▸ Instructions for the task: Images are not part of the copy; write out the rest of the data exactly as given.

Start of Exercise materials

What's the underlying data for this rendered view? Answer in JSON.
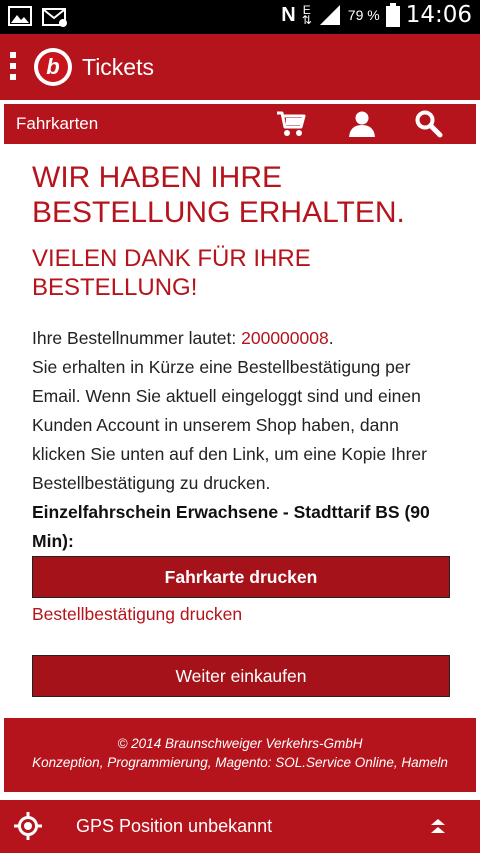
{
  "statusbar": {
    "battery": "79 %",
    "time": "14:06"
  },
  "app": {
    "title": "Tickets",
    "logo_letter": "b"
  },
  "subnav": {
    "label": "Fahrkarten"
  },
  "content": {
    "headline": "WIR HABEN IHRE BESTELLUNG ERHALTEN.",
    "subheadline": "VIELEN DANK FÜR IHRE BESTELLUNG!",
    "order_prefix": "Ihre Bestellnummer lautet: ",
    "order_number": "200000008",
    "order_suffix": ".",
    "info_text": "Sie erhalten in Kürze eine Bestellbestätigung per Email. Wenn Sie aktuell eingeloggt sind und einen Kunden Account in unserem Shop haben, dann klicken Sie unten auf den Link, um eine Kopie Ihrer Bestellbestätigung zu drucken.",
    "product": "Einzelfahrschein Erwachsene - Stadttarif BS (90 Min):",
    "print_ticket_button": "Fahrkarte drucken",
    "print_confirmation_link": "Bestellbestätigung drucken",
    "continue_button": "Weiter einkaufen"
  },
  "footer": {
    "copyright": "© 2014 Braunschweiger Verkehrs-GmbH",
    "credits": "Konzeption, Programmierung, Magento: SOL.Service Online, Hameln"
  },
  "gps": {
    "status": "GPS Position unbekannt"
  },
  "colors": {
    "brand_red": "#b5141c",
    "button_red": "#a5121a"
  }
}
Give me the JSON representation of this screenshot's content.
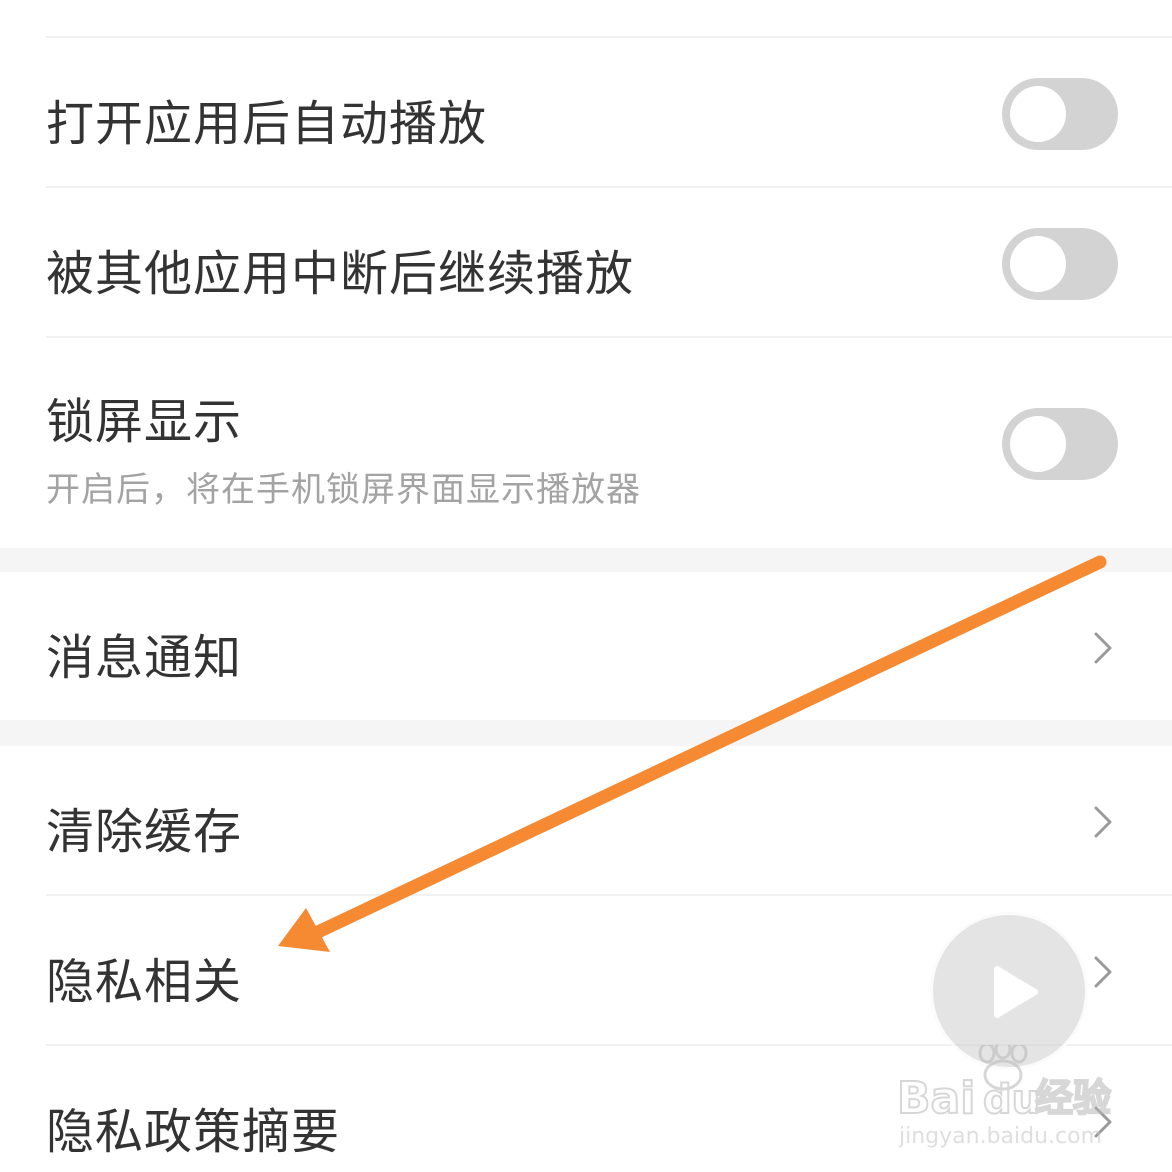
{
  "settings": {
    "auto_play": {
      "label": "打开应用后自动播放",
      "enabled": false
    },
    "resume_play": {
      "label": "被其他应用中断后继续播放",
      "enabled": false
    },
    "lock_screen": {
      "label": "锁屏显示",
      "description": "开启后，将在手机锁屏界面显示播放器",
      "enabled": false
    },
    "notifications": {
      "label": "消息通知"
    },
    "clear_cache": {
      "label": "清除缓存"
    },
    "privacy": {
      "label": "隐私相关"
    },
    "privacy_policy": {
      "label": "隐私政策摘要"
    }
  },
  "annotation": {
    "color": "#f58a33",
    "points_to": "隐私相关"
  },
  "watermark": {
    "brand_logo": "Bai du 经验",
    "url": "jingyan.baidu.com"
  },
  "colors": {
    "toggle_off": "#d3d3d3",
    "text": "#333333",
    "subtext": "#a3a3a3",
    "section_gap": "#f5f5f5"
  }
}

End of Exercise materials

▸ Task result:
What's the underlying data for this rendered view? Answer in JSON.
{
  "statusbar": {
    "battery": "79 %",
    "time": "14:06"
  },
  "app": {
    "title": "Tickets",
    "logo_letter": "b"
  },
  "subnav": {
    "label": "Fahrkarten"
  },
  "content": {
    "headline": "WIR HABEN IHRE BESTELLUNG ERHALTEN.",
    "subheadline": "VIELEN DANK FÜR IHRE BESTELLUNG!",
    "order_prefix": "Ihre Bestellnummer lautet: ",
    "order_number": "200000008",
    "order_suffix": ".",
    "info_text": "Sie erhalten in Kürze eine Bestellbestätigung per Email. Wenn Sie aktuell eingeloggt sind und einen Kunden Account in unserem Shop haben, dann klicken Sie unten auf den Link, um eine Kopie Ihrer Bestellbestätigung zu drucken.",
    "product": "Einzelfahrschein Erwachsene - Stadttarif BS (90 Min):",
    "print_ticket_button": "Fahrkarte drucken",
    "print_confirmation_link": "Bestellbestätigung drucken",
    "continue_button": "Weiter einkaufen"
  },
  "footer": {
    "copyright": "© 2014 Braunschweiger Verkehrs-GmbH",
    "credits": "Konzeption, Programmierung, Magento: SOL.Service Online, Hameln"
  },
  "gps": {
    "status": "GPS Position unbekannt"
  },
  "colors": {
    "brand_red": "#b5141c",
    "button_red": "#a5121a"
  }
}
Give me the JSON representation of this screenshot's content.
{
  "settings": {
    "auto_play": {
      "label": "打开应用后自动播放",
      "enabled": false
    },
    "resume_play": {
      "label": "被其他应用中断后继续播放",
      "enabled": false
    },
    "lock_screen": {
      "label": "锁屏显示",
      "description": "开启后，将在手机锁屏界面显示播放器",
      "enabled": false
    },
    "notifications": {
      "label": "消息通知"
    },
    "clear_cache": {
      "label": "清除缓存"
    },
    "privacy": {
      "label": "隐私相关"
    },
    "privacy_policy": {
      "label": "隐私政策摘要"
    }
  },
  "annotation": {
    "color": "#f58a33",
    "points_to": "隐私相关"
  },
  "watermark": {
    "brand_logo": "Bai du 经验",
    "url": "jingyan.baidu.com"
  },
  "colors": {
    "toggle_off": "#d3d3d3",
    "text": "#333333",
    "subtext": "#a3a3a3",
    "section_gap": "#f5f5f5"
  }
}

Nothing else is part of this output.